* WHAT YOU ARE ASKED TO DO *
Select, from the data, each line where "deklaracji" occurs.

* DATA PROVIDED *
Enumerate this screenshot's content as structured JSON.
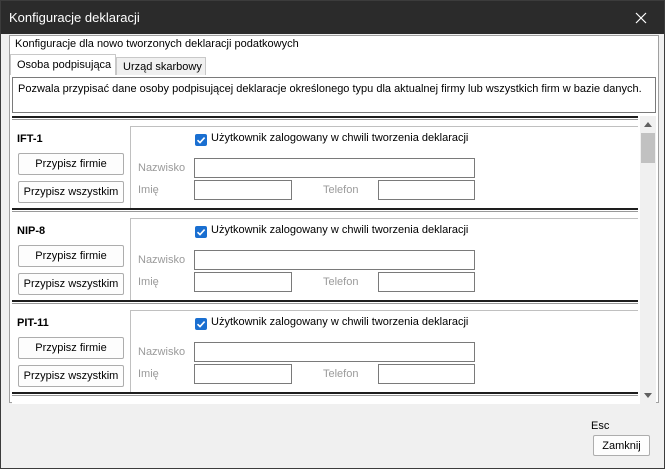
{
  "window": {
    "title": "Konfiguracje deklaracji",
    "close_icon": "close-icon"
  },
  "header": {
    "text": "Konfiguracje dla nowo tworzonych deklaracji podatkowych"
  },
  "tabs": [
    {
      "label": "Osoba podpisująca",
      "active": true
    },
    {
      "label": "Urząd skarbowy",
      "active": false
    }
  ],
  "description": "Pozwala przypisać dane osoby podpisującej deklaracje określonego typu dla aktualnej firmy lub wszystkich firm w bazie danych.",
  "labels": {
    "checkbox": "Użytkownik zalogowany w chwili tworzenia deklaracji",
    "nazwisko": "Nazwisko",
    "imie": "Imię",
    "telefon": "Telefon",
    "assign_company": "Przypisz firmie",
    "assign_all": "Przypisz wszystkim"
  },
  "declarations": [
    {
      "name": "IFT-1",
      "checked": true,
      "nazwisko": "",
      "imie": "",
      "telefon": ""
    },
    {
      "name": "NIP-8",
      "checked": true,
      "nazwisko": "",
      "imie": "",
      "telefon": ""
    },
    {
      "name": "PIT-11",
      "checked": true,
      "nazwisko": "",
      "imie": "",
      "telefon": ""
    }
  ],
  "footer": {
    "shortcut": "Esc",
    "close_label": "Zamknij"
  },
  "colors": {
    "titlebar": "#2b2b2b",
    "checkbox_accent": "#1a6fd1"
  }
}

* RESULT OF THE TASK *
    "title": "Konfiguracje deklaracji",
    "text": "Konfiguracje dla nowo tworzonych deklaracji podatkowych"
    "checkbox": "Użytkownik zalogowany w chwili tworzenia deklaracji",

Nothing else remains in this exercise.